In both policy and rhetoric, the NDP positions itself as a moderate government in waiting with a sensible fiscal plan for Alberta. Its political communication tends to focus on affordability, health care and economic diversification.

Earlier this week, NDP leader Rachel Notley touted her party's fiscal strategy, getting a thumbs-up from ATB's former chief economist. 

Vote Compass data suggests NDP supporters who use the online voter engagement tool are, overall, more progressive than their preferred party's policy positions on the 30 public policy issues used to assess where user's political preferences line up with the parties running in the Alberta election. 

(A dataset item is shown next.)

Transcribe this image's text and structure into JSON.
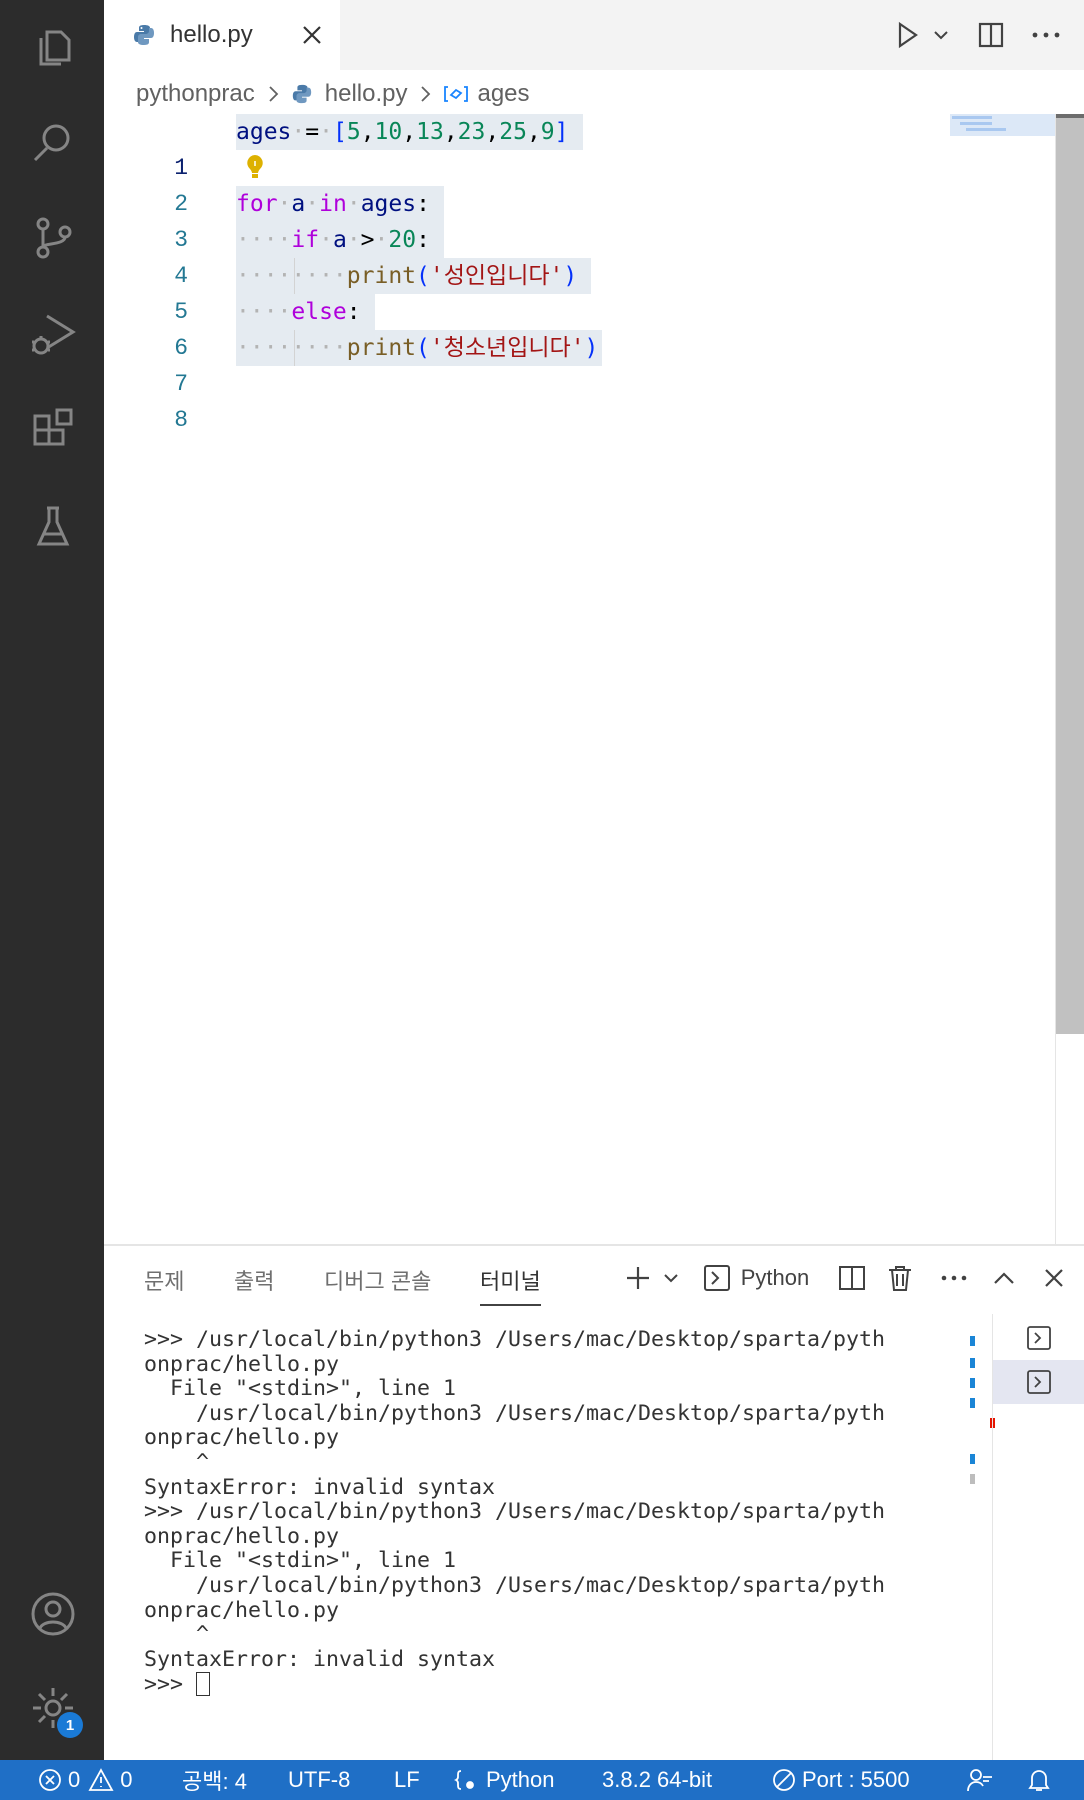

Vote Compass data shows that Alberta's NDP is slightly further from its core supporters as the UCP with a 0.31 gap between the party and those who say they plan to cast a ballot for the New Democrats. The NDP's platform places it in the middle of this political space, not outside of it.

Where NDP supporters land on the Vote Compass map of social/economic views.
This two-dimensional chart shows how NDP supporters (orange hexagons) aligned on the 30 policy questions asked in the Vote Compass survey, compared to the NDP's own stated policy positions (the black dot). Darker hexagons mean more people. (Vote Compass)

The NDP's play is obvious: capture the middle. 

"The centre is still a vote-rich area … and in order to win this election, they have to capture that centrist vote," said Clifton van der Linden, the founder and CEO of Vote Compass and assistant professor of political science with McMaster University. 

The NDP, for its part, has moved to the middle to win votes, while the UCP appears to want to pull voters to its more conservative policy positions. 

Alberta centrists get to decide on May 29 if they want to stay put or get pulled. 

How Vote Compass data is gathered and interpreted

Developed by a team of social and statistical scientists from Vox Pop Labs, Vote Compass is a civic engagement application offered in Alberta exclusively by CBC Radio-Canada. The findings in this story are based on 30,768 respondents who participated in Vote Compass from May 1 to 17, 2023.

Unlike online opinion polls, respondents to Vote Compass are not pre-selected. Similar to opinion polls, however, the data is a non-random sample from the population and has been weighted in order to approximate a representative sample.

Vote Compass data has been weighted by gender, age, education, region and partisanship to ensure the sample's composition reflects that of the actual population of Alberta according to census data and other population estimates.


Brooks DeCillia spent 20 years reporting and producing news at CBC. These days, he’s an assistant professor with Mount Royal University’s School of Communication Studies.